Monday, 4 November 2013

Travel & Culture Week: Interview with Stephen Clarke


trips down imagination road

When author, Stephen Clarke, agreed to answer some of my questions for Travel & Culture Week, I got very excited, as well as having read one of his fiction books, I have read most of his non-fiction (links to my reviews, and links to Stephen Clarke's website, Amazon page and Goodreads are below), and one of them even helped me to decide on my dissertation topic! My copies of 1000 Years of Annoying the French, and Paris Revealed, both of which I read while living in Paris, have been passed around by most of my family, who I've also managed to get to become fans of Stephen Clarke!

What made you switch from writing just fiction, to writing non-fiction as well?  
My publisher asked me very nicely. Though I'd been working in journalism before, which is usually a mix of
fiction and non-fiction, so I was prepared. The first non-fiction book I wrote was Talk to the Snail. I got the idea for that from writing about the lost Englishman in Paris, Paul West. It's meant to be everything I know about the French that I can never tell him, otherwise he'll escape from the merde and I won't be able to write any more novels about him.

Do you prefer writing fiction or non-fiction? 
Fiction is great because you can write whatever you want. Sometimes the truth can be frustrating. Fiction is just a polite word for lying or joking, which can both be fun. The best thing about non-fiction is that the plot is there for you - you don't have to think it up. And I also love digging out little-known true stories that are often wilder than fiction. That was especially true for 1000 Years of Annoying the French and Paris Revealed.

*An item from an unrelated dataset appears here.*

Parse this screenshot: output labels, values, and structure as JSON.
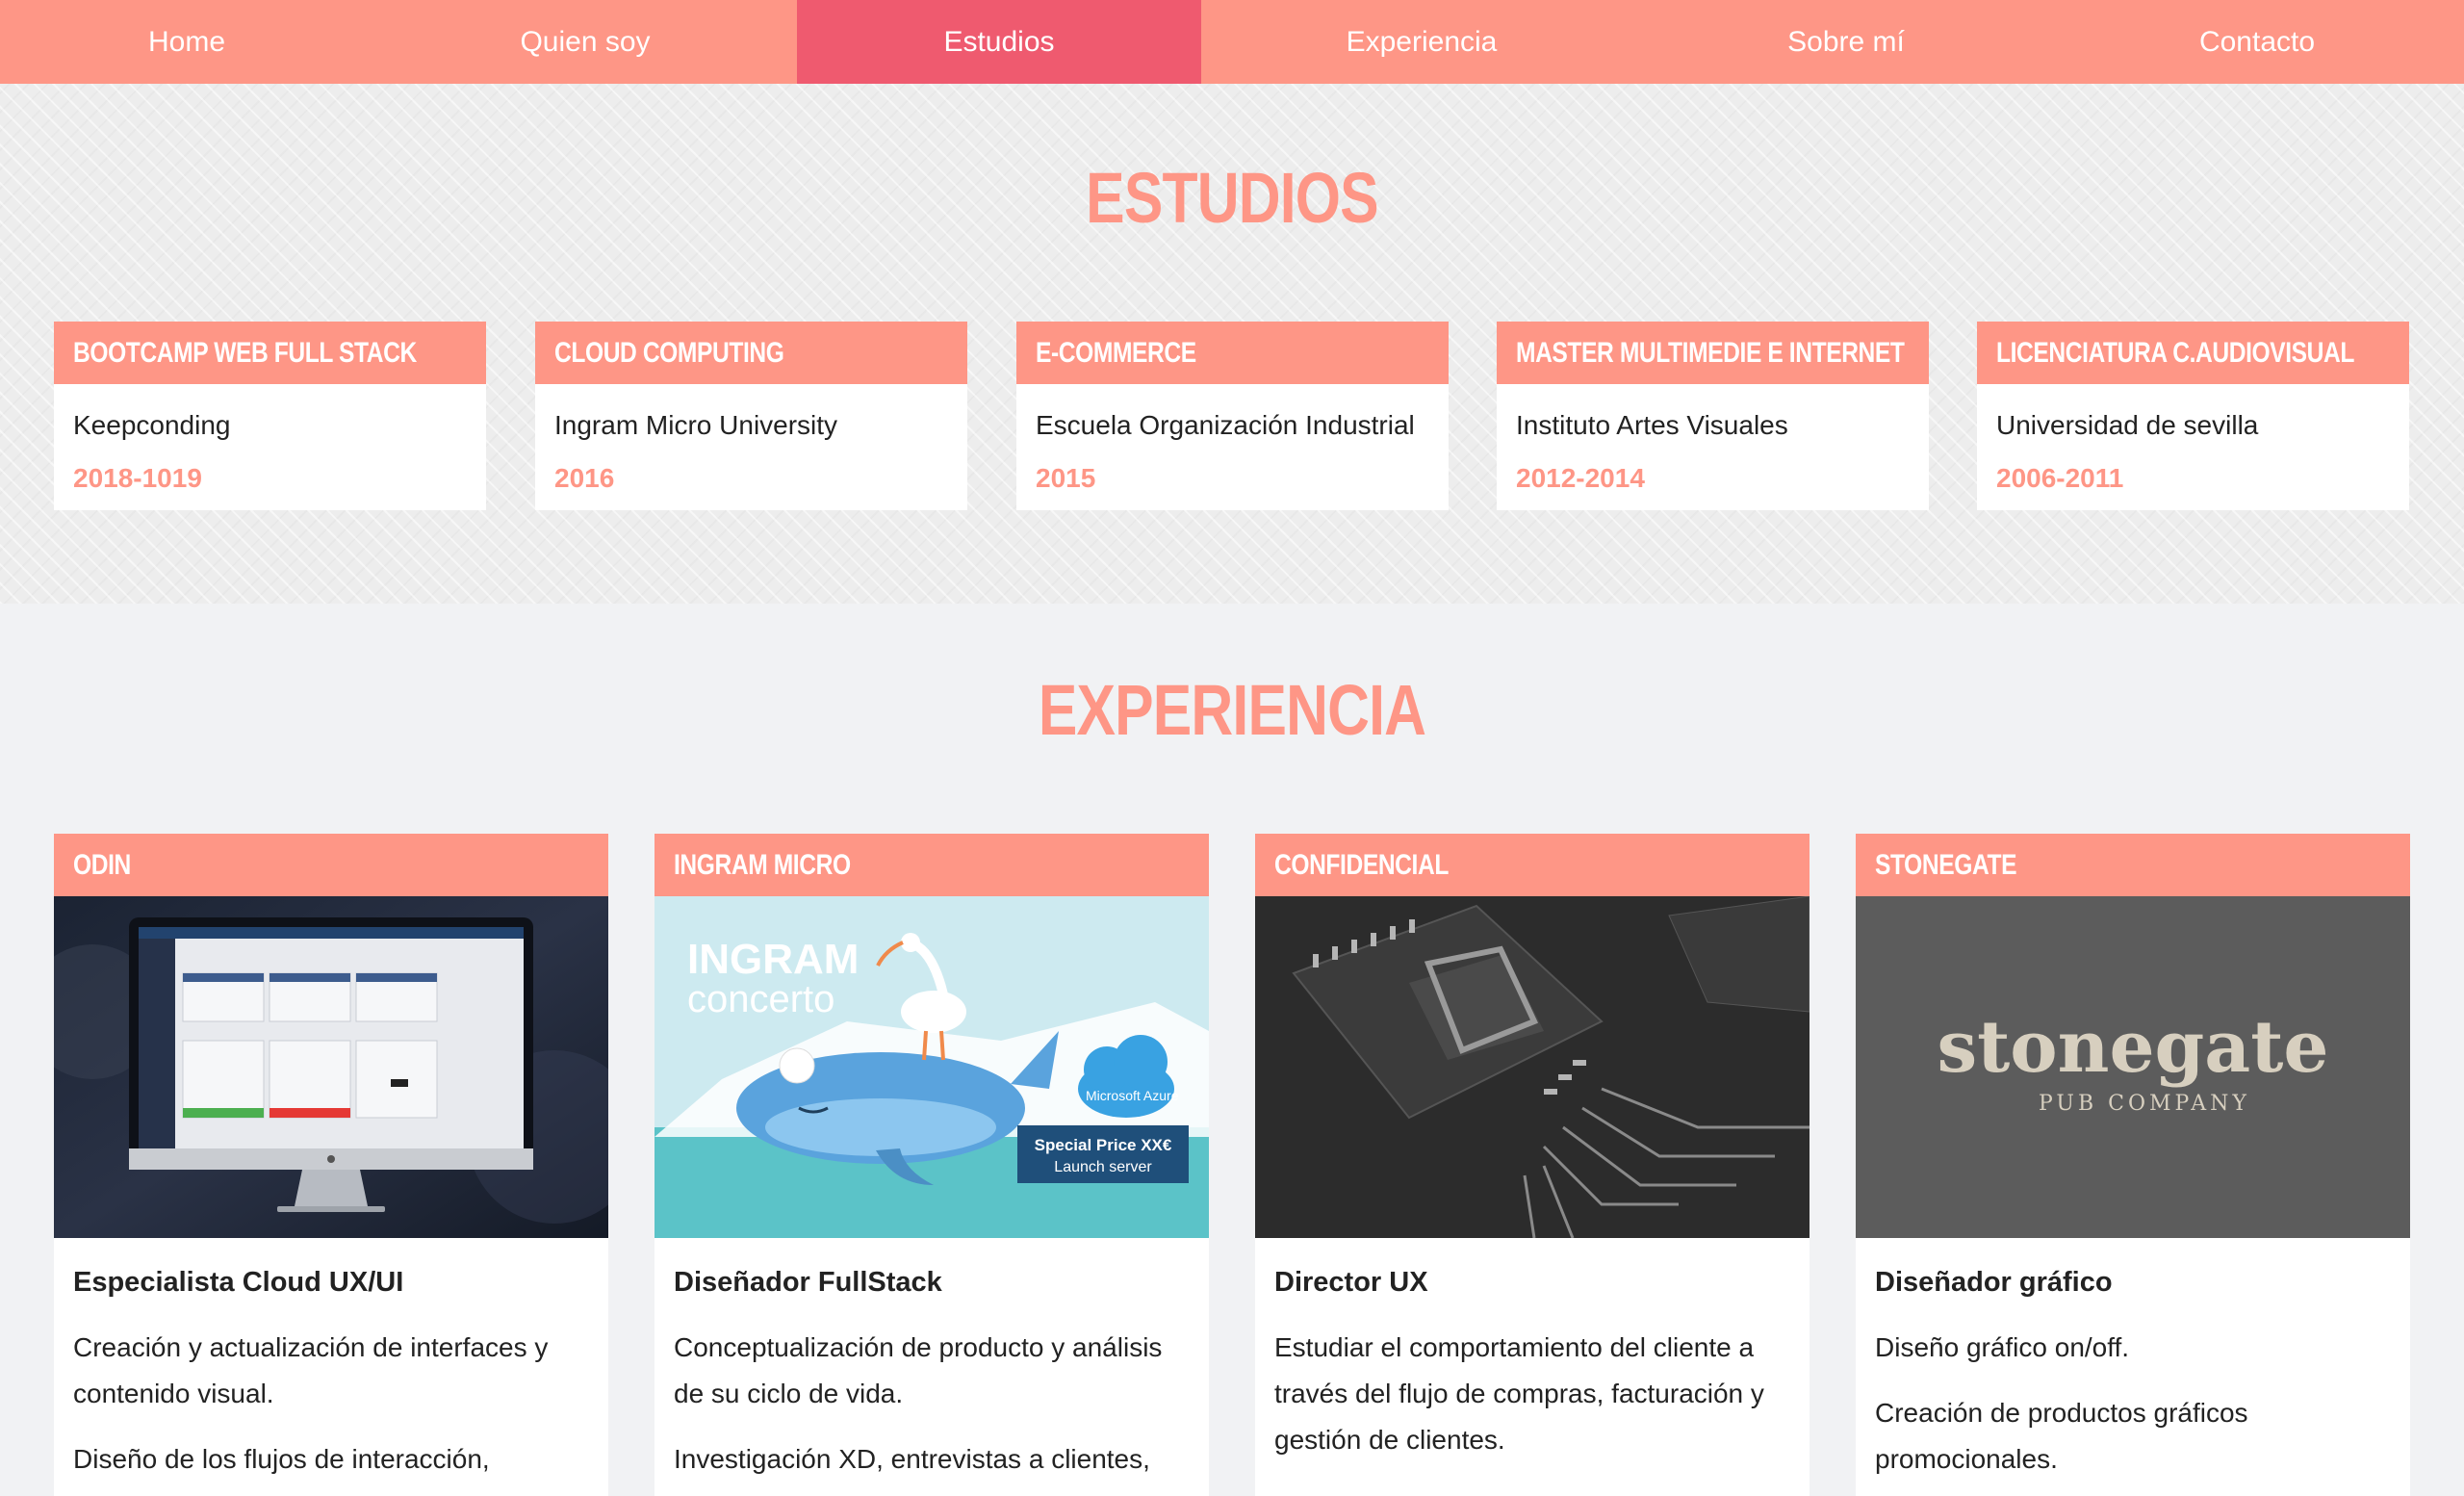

Where's the most interesting place you've visited?
Depends what you mean by interesting. The coral reefs off the Pacific coast of Panama were very interesting because of all the fantastic wildlife there, including a shoal of squid and giant manta rays. The WW1 cemeteries in the north of France are interesting because you can go from grave to grave, looking at the names, ages and regiments of the soldiers who died (usually men joined their local regiment with all their mates), imagining their tragically shortened life stories.

What's your favourite place in Paris? (Mine was standing by the railing next to Sacré Coeur when all the tourists had gone home and looking out onto Paris, it was my closest landmark)
Almost any café terrace on a sunny day. My favourites would have to be in the north of the Marais, near République. It's an old part of town, but not swamped with tourists like the southern end of the Marais. This is where a lot of the action in my latest novel The Merde Factor is set. Paul West helps a friend set up a trendy bookshop there, and he goes on a tour testing out the cafés.

How much of your character, Paul West, is based on your own experiences in France?
64.3%. I had him tested by France's National Institute of Literary statistics. I gave them al my novels and a blood sample and they came up with the figure. It means that any even in the novels has a 64.3% chance of being true. On average, of course, so it could vary between zero and 100% Does that help?.

What is your favourite French word?
Merde, of course. It's taken me through five novels so far. And as well as its literal poop meaning, it also means good luck. Before an actor goes on stage, people will say "merde!". It's a multi-use word, a sort of Swiss penknife in the French language.

You can find Stephen Clarke and his books:
His Website
His Amazon Page
His Goodreads Page

My Reviews of Some of the Stephen Clarke books I have read:
Annoying the French Encore
Talk to the Snail
I have also read, but haven't reviewed (as it was before I started reviewing - these links will take you to Goodreads)
1000 Years of Annoying the French
Paris Revealed
A Year in the Merde (fiction)